> Work to be completed: Return each line of the listing that follows in which the string "render" can be found.
━━━ Task data ━━━
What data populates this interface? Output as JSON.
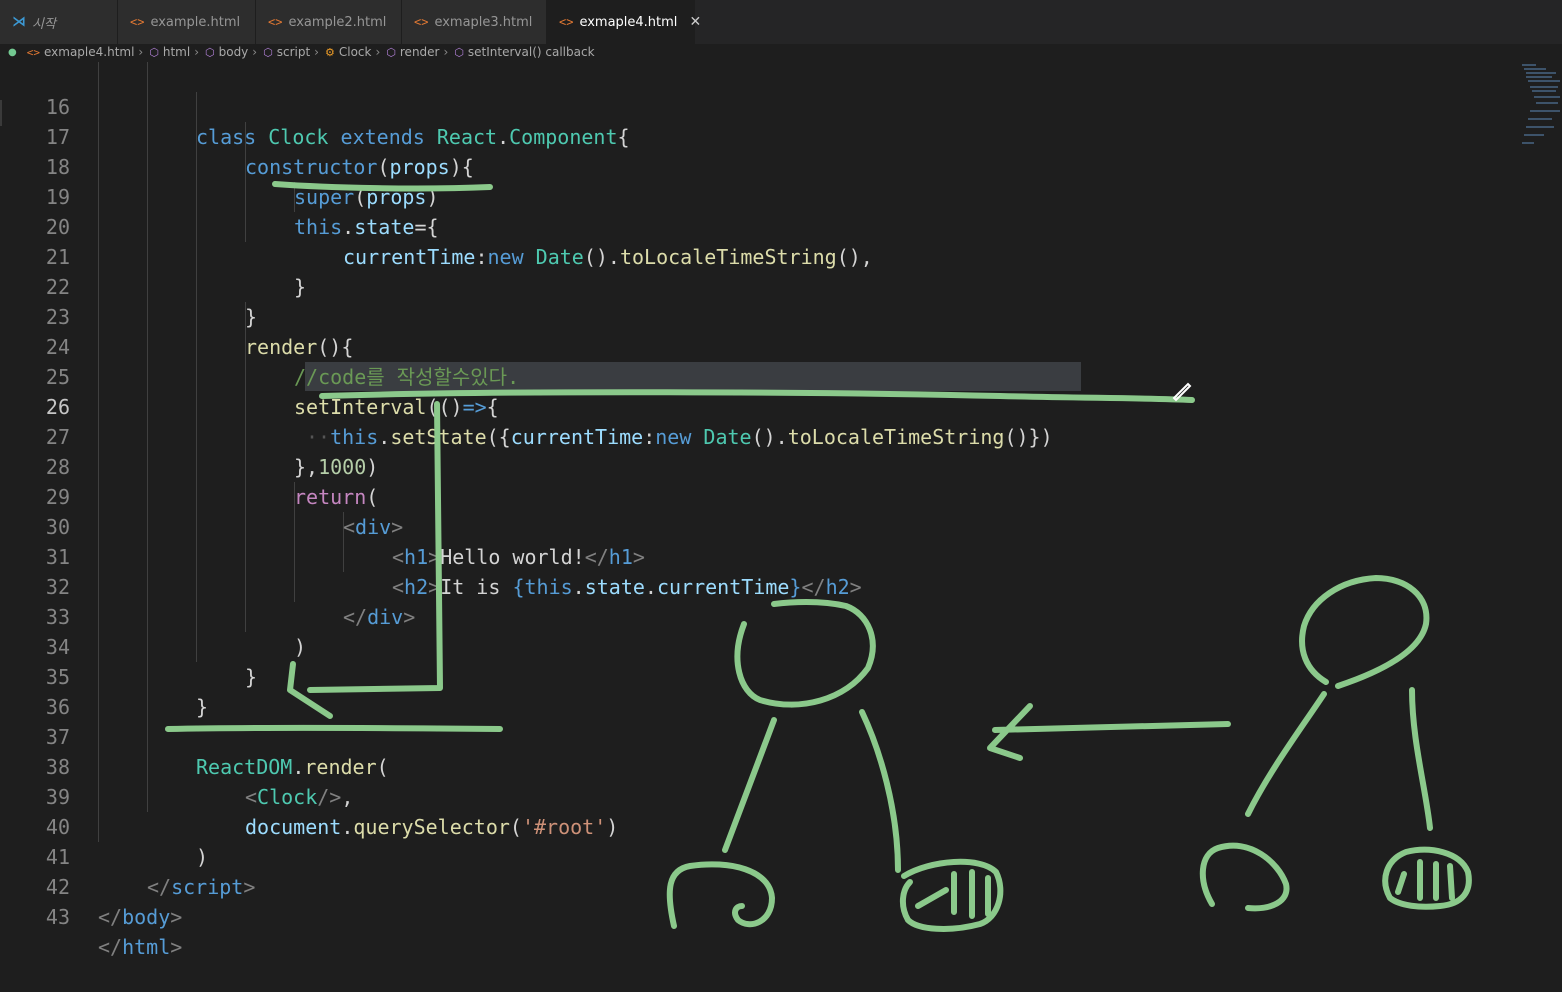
{
  "tabs": [
    {
      "label": "시작",
      "icon": "vscode-logo-icon",
      "active": false
    },
    {
      "label": "example.html",
      "icon": "html-file-icon",
      "active": false
    },
    {
      "label": "example2.html",
      "icon": "html-file-icon",
      "active": false
    },
    {
      "label": "exmaple3.html",
      "icon": "html-file-icon",
      "active": false
    },
    {
      "label": "exmaple4.html",
      "icon": "html-file-icon",
      "active": true,
      "close": "✕"
    }
  ],
  "breadcrumb": [
    {
      "label": "exmaple4.html",
      "icon": "html-file-icon"
    },
    {
      "label": "html",
      "icon": "cube-icon"
    },
    {
      "label": "body",
      "icon": "cube-icon"
    },
    {
      "label": "script",
      "icon": "cube-icon"
    },
    {
      "label": "Clock",
      "icon": "class-icon"
    },
    {
      "label": "render",
      "icon": "cube-icon"
    },
    {
      "label": "setInterval() callback",
      "icon": "cube-icon"
    }
  ],
  "editor": {
    "line_numbers": [
      "16",
      "17",
      "18",
      "19",
      "20",
      "21",
      "22",
      "23",
      "24",
      "25",
      "26",
      "27",
      "28",
      "29",
      "30",
      "31",
      "32",
      "33",
      "34",
      "35",
      "36",
      "37",
      "38",
      "39",
      "40",
      "41",
      "42",
      "43"
    ],
    "current_line": "26",
    "colors": {
      "keyword": "#569cd6",
      "type": "#4ec9b0",
      "function": "#dcdcaa",
      "variable": "#9cdcfe",
      "comment": "#6a9955",
      "string": "#ce9178",
      "number": "#b5cea8",
      "annotation": "#8bc98b"
    }
  },
  "code": {
    "l16": {
      "class": "class",
      "name": "Clock",
      "extends": "extends",
      "react": "React",
      "component": "Component"
    },
    "l17": {
      "ctor": "constructor",
      "props": "props"
    },
    "l18": {
      "super": "super",
      "props": "props"
    },
    "l19": {
      "this": "this",
      "state": "state"
    },
    "l20": {
      "key": "currentTime",
      "new": "new",
      "date": "Date",
      "fn": "toLocaleTimeString"
    },
    "l23": {
      "render": "render"
    },
    "l24": {
      "comment": "//code를 작성할수있다."
    },
    "l25": {
      "fn": "setInterval"
    },
    "l26": {
      "ws": "··",
      "this": "this",
      "fn": "setState",
      "key": "currentTime",
      "new": "new",
      "date": "Date",
      "fn2": "toLocaleTimeString"
    },
    "l27": {
      "num": "1000"
    },
    "l28": {
      "ret": "return"
    },
    "l29": {
      "tag": "div"
    },
    "l30": {
      "tag": "h1",
      "text": "Hello world!"
    },
    "l31": {
      "tag": "h2",
      "text": "It is ",
      "this": "this",
      "state": "state",
      "prop": "currentTime"
    },
    "l32": {
      "tag": "div"
    },
    "l37": {
      "obj": "ReactDOM",
      "fn": "render"
    },
    "l38": {
      "tag": "Clock"
    },
    "l39": {
      "obj": "document",
      "fn": "querySelector",
      "str": "'#root'"
    },
    "l41": {
      "tag": "script"
    },
    "l42": {
      "tag": "body"
    },
    "l43": {
      "tag": "html"
    }
  }
}
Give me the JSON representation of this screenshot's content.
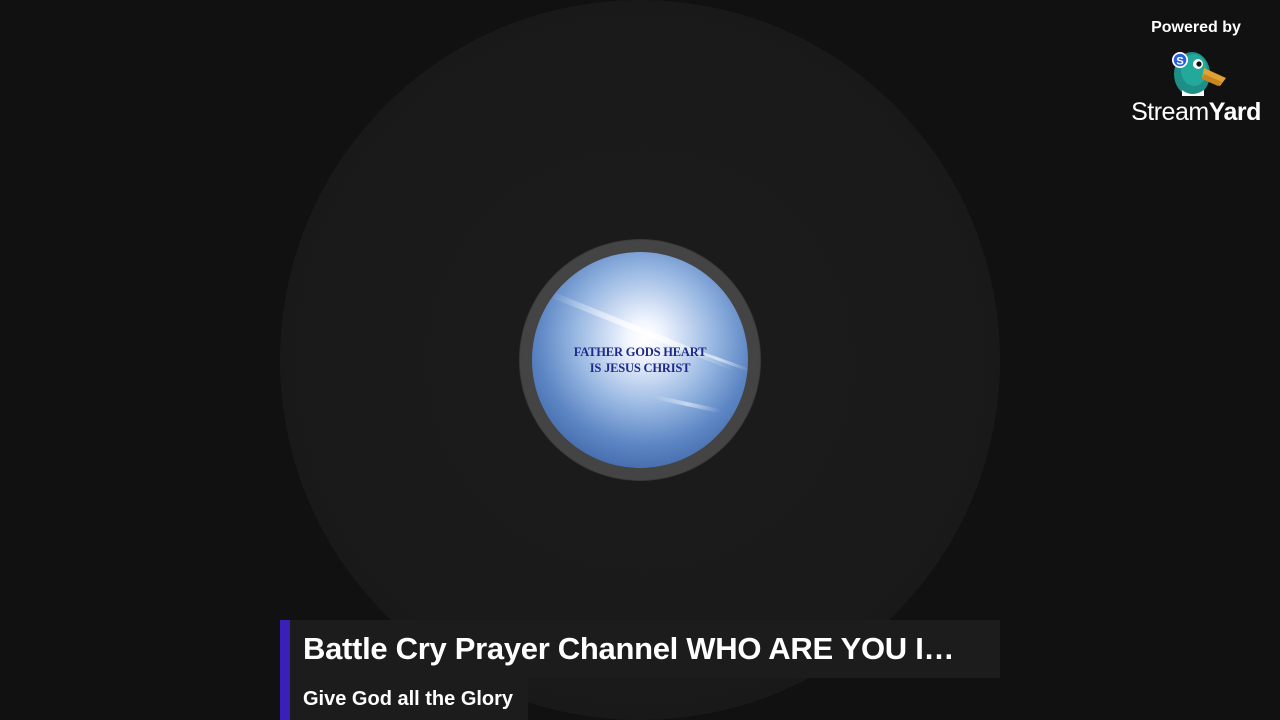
{
  "powered_by": {
    "label": "Powered by",
    "brand_light": "Stream",
    "brand_bold": "Yard",
    "logo_icon": "streamyard-duck-icon"
  },
  "avatar": {
    "line1": "FATHER GODS HEART",
    "line2": "IS JESUS CHRIST"
  },
  "banner": {
    "title": "Battle Cry Prayer Channel WHO ARE YOU IN CHRIST",
    "subtitle": "Give God all the Glory"
  },
  "colors": {
    "background": "#111111",
    "accent": "#3a1fb8",
    "banner_bg": "#1c1c1c",
    "text": "#ffffff"
  }
}
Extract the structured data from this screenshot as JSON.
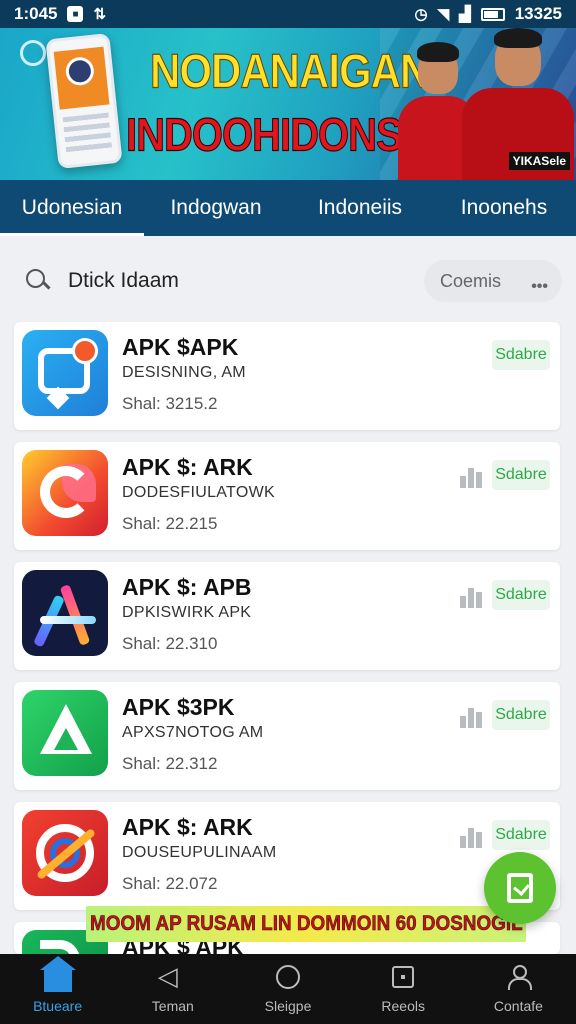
{
  "status_bar": {
    "time": "1:045",
    "clock_right": "13325",
    "icons": [
      "notification-icon",
      "usb-icon",
      "alarm-icon",
      "wifi-icon",
      "signal-icon",
      "battery-icon"
    ]
  },
  "banner": {
    "title": "NODANAIGAN",
    "subtitle": "INDOOHIDONSIA",
    "tag": "YIKASele"
  },
  "tabs": [
    {
      "label": "Udonesian",
      "active": true
    },
    {
      "label": "Indogwan",
      "active": false
    },
    {
      "label": "Indoneiis",
      "active": false
    },
    {
      "label": "Inoonehs",
      "active": false
    }
  ],
  "search": {
    "value": "Dtick Idaam",
    "filter_label": "Coemis",
    "filter_more": "•••"
  },
  "apps": [
    {
      "title": "APK $APK",
      "subtitle": "DESISNING, AM",
      "meta": "Shal: 3215.2",
      "action": "Sdabre",
      "icon": "chat-bubble-icon",
      "show_bars": false
    },
    {
      "title": "APK $: ARK",
      "subtitle": "DODESFIULATOWK",
      "meta": "Shal: 22.215",
      "action": "Sdabre",
      "icon": "g-leaf-icon",
      "show_bars": true
    },
    {
      "title": "APK $: APB",
      "subtitle": "DPKISWIRK APK",
      "meta": "Shal: 22.310",
      "action": "Sdabre",
      "icon": "star-a-icon",
      "show_bars": true
    },
    {
      "title": "APK $3PK",
      "subtitle": "APXS7NOTOG AM",
      "meta": "Shal: 22.312",
      "action": "Sdabre",
      "icon": "triangle-icon",
      "show_bars": true
    },
    {
      "title": "APK $: ARK",
      "subtitle": "DOUSEUPULINAAM",
      "meta": "Shal: 22.072",
      "action": "Sdabre",
      "icon": "target-arrow-icon",
      "show_bars": true
    },
    {
      "title": "APK $ APK",
      "subtitle": "",
      "meta": "",
      "action": "",
      "icon": "d-logo-icon",
      "show_bars": false
    }
  ],
  "promo": {
    "text": "MOOM AP RUSAM LIN DOMMOIN 60 DOSNOGIL"
  },
  "bottom_nav": [
    {
      "label": "Btueare",
      "icon": "home-icon",
      "active": true
    },
    {
      "label": "Teman",
      "icon": "back-icon",
      "active": false
    },
    {
      "label": "Sleigpe",
      "icon": "circle-icon",
      "active": false
    },
    {
      "label": "Reeols",
      "icon": "square-icon",
      "active": false
    },
    {
      "label": "Contafe",
      "icon": "person-icon",
      "active": false
    }
  ],
  "colors": {
    "header_bg": "#0e4a73",
    "status_bg": "#0c3a5a",
    "save_green": "#2ea84a",
    "fab_green": "#5cc22f",
    "nav_active": "#3aa0e8",
    "title_yellow": "#ffe02a",
    "subtitle_red": "#e0161f"
  }
}
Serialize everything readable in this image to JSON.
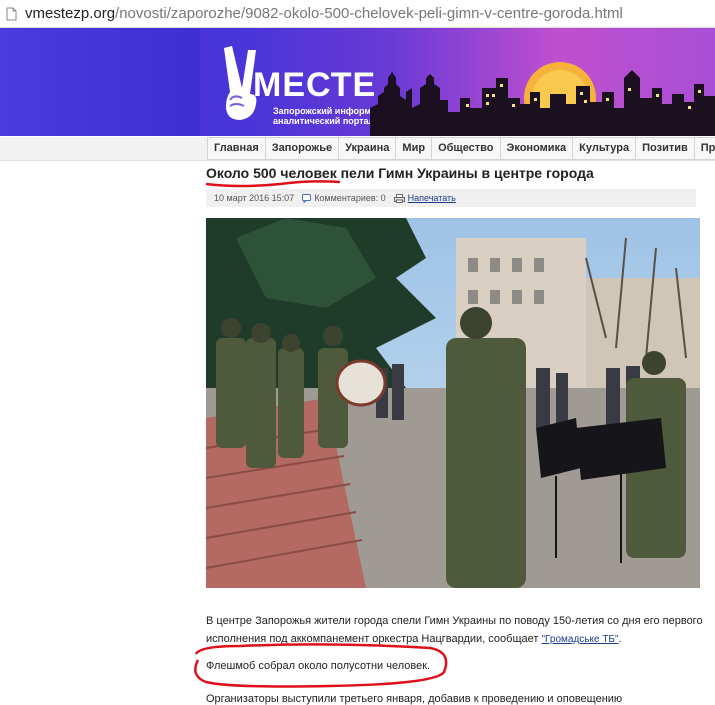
{
  "browser": {
    "url_host": "vmestezp.org",
    "url_path": "/novosti/zaporozhe/9082-okolo-500-chelovek-peli-gimn-v-centre-goroda.html"
  },
  "header": {
    "brand": "МЕСТЕ",
    "tagline": "Запорожский информационно-аналитический портал"
  },
  "nav": {
    "items": [
      "Главная",
      "Запорожье",
      "Украина",
      "Мир",
      "Общество",
      "Экономика",
      "Культура",
      "Позитив",
      "Пр"
    ]
  },
  "article": {
    "title": "Около 500 человек пели Гимн Украины в центре города",
    "date": "10 март 2016 15:07",
    "comments": "Комментариев: 0",
    "print": "Напечатать",
    "p1_line1": "В центре Запорожья жители города спели Гимн Украины по поводу 150-летия со дня его первого",
    "p1_line2": "исполнения под аккомпанемент оркестра Нацгвардии, сообщает ",
    "p1_link": "\"Громадське ТБ\"",
    "p1_end": ".",
    "p2": "Флешмоб собрал около полусотни человек.",
    "p3": "Организаторы выступили третьего января, добавив к проведению и оповещению"
  },
  "colors": {
    "banner_start": "#3c2fd3",
    "banner_end": "#c04fce",
    "annotation_red": "#e0101a",
    "link": "#1a3e8c"
  }
}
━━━
> Written solution:
      "label": "render",
      "render": "render"
      "fn": "render"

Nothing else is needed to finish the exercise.